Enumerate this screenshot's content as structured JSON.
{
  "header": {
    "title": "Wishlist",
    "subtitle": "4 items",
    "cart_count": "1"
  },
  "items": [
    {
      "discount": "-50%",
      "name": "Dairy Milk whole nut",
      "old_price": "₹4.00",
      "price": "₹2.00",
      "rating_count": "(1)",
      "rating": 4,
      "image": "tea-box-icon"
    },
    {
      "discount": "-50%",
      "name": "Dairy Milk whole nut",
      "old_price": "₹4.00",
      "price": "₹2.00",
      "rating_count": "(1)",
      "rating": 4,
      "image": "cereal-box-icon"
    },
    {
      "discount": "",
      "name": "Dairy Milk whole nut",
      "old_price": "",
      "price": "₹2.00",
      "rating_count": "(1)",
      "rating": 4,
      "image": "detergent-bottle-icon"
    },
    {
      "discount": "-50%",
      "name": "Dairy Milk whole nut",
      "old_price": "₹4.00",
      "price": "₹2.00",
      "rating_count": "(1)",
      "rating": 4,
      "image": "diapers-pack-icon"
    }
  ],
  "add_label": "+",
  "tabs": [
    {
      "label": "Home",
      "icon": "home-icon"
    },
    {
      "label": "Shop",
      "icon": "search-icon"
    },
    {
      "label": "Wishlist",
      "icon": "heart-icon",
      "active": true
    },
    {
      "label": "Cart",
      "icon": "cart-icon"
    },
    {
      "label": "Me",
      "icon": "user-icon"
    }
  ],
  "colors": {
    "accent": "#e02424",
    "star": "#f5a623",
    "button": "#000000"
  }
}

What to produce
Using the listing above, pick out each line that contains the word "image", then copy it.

Completed exercise
      "image": "tea-box-icon"
      "image": "cereal-box-icon"
      "image": "detergent-bottle-icon"
      "image": "diapers-pack-icon"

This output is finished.